-- Opening Marker --
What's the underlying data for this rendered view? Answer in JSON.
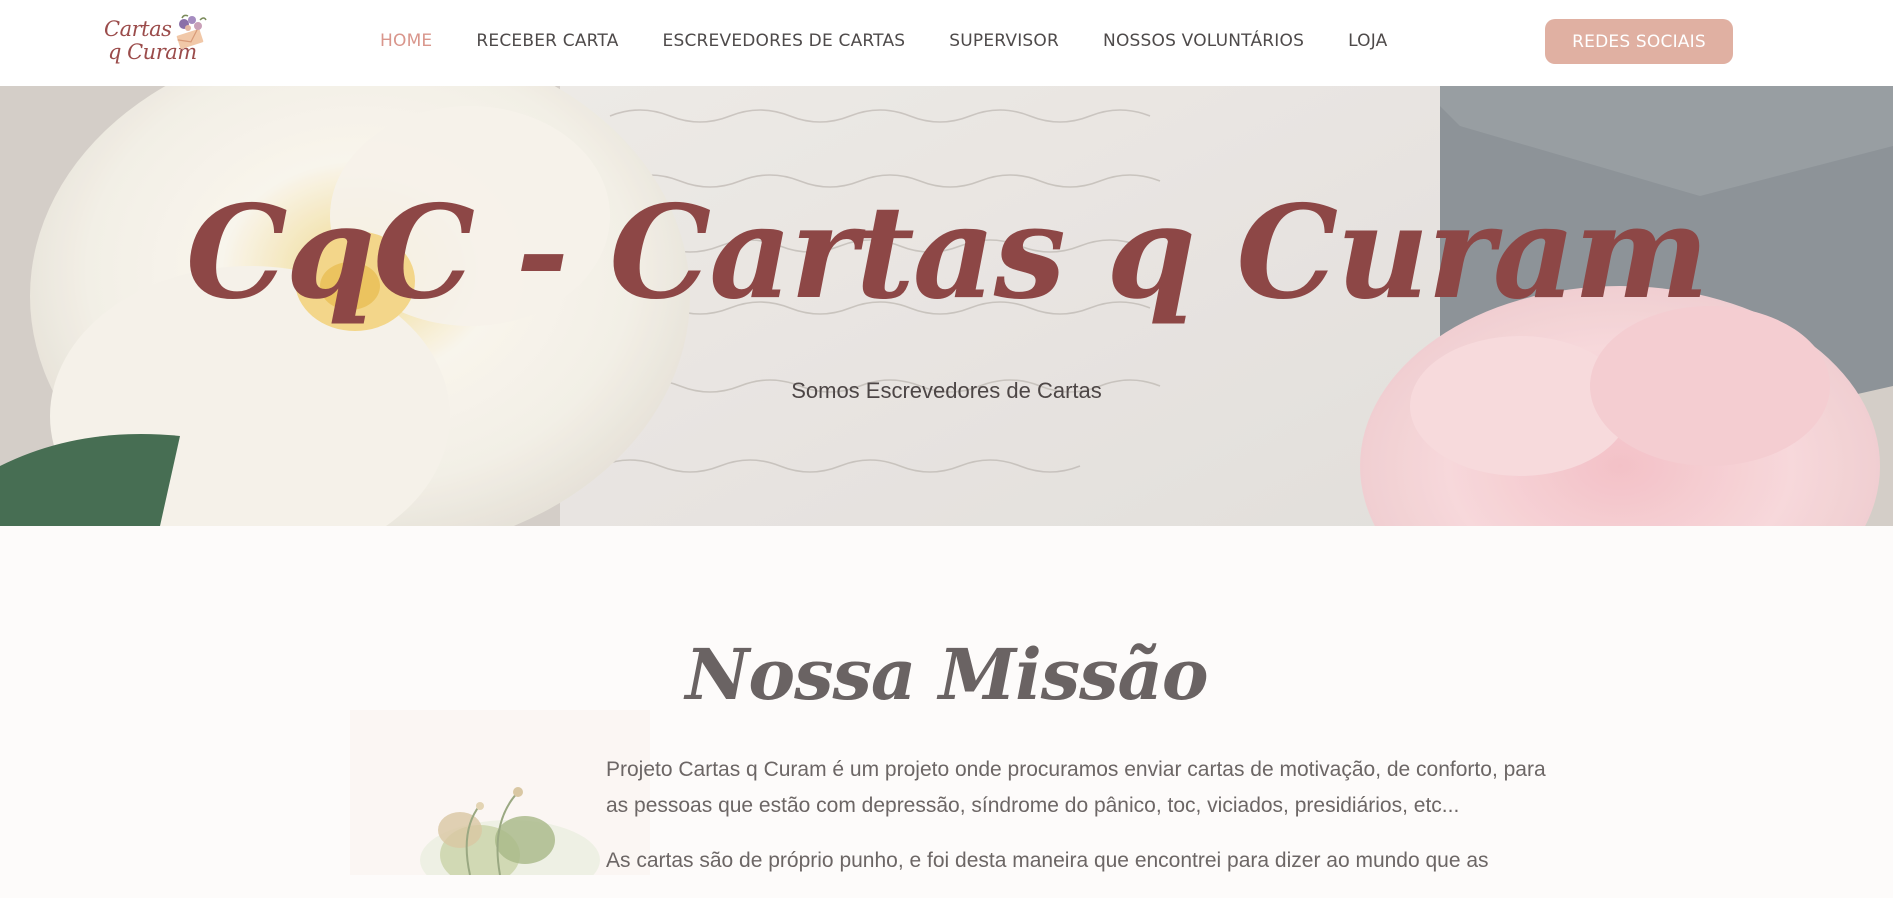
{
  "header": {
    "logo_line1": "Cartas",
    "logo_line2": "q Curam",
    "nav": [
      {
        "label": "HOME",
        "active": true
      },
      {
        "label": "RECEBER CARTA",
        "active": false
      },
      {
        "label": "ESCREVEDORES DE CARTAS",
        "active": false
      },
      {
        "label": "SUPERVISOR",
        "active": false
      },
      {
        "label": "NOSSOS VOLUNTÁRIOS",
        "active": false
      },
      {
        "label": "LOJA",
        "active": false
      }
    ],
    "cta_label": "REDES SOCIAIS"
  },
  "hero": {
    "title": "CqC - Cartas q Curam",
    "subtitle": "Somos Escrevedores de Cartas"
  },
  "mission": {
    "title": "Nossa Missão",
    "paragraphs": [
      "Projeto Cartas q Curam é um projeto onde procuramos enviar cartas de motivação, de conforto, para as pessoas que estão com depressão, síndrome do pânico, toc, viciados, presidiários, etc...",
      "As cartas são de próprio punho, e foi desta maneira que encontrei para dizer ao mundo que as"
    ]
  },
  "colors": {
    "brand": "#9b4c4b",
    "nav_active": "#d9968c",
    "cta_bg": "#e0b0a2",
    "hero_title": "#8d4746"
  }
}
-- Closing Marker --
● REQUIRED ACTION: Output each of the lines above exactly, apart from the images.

● ANSWER AREA:
What's the underlying data for this rendered view? Answer in JSON.
{
  "header": {
    "logo_line1": "Cartas",
    "logo_line2": "q Curam",
    "nav": [
      {
        "label": "HOME",
        "active": true
      },
      {
        "label": "RECEBER CARTA",
        "active": false
      },
      {
        "label": "ESCREVEDORES DE CARTAS",
        "active": false
      },
      {
        "label": "SUPERVISOR",
        "active": false
      },
      {
        "label": "NOSSOS VOLUNTÁRIOS",
        "active": false
      },
      {
        "label": "LOJA",
        "active": false
      }
    ],
    "cta_label": "REDES SOCIAIS"
  },
  "hero": {
    "title": "CqC - Cartas q Curam",
    "subtitle": "Somos Escrevedores de Cartas"
  },
  "mission": {
    "title": "Nossa Missão",
    "paragraphs": [
      "Projeto Cartas q Curam é um projeto onde procuramos enviar cartas de motivação, de conforto, para as pessoas que estão com depressão, síndrome do pânico, toc, viciados, presidiários, etc...",
      "As cartas são de próprio punho, e foi desta maneira que encontrei para dizer ao mundo que as"
    ]
  },
  "colors": {
    "brand": "#9b4c4b",
    "nav_active": "#d9968c",
    "cta_bg": "#e0b0a2",
    "hero_title": "#8d4746"
  }
}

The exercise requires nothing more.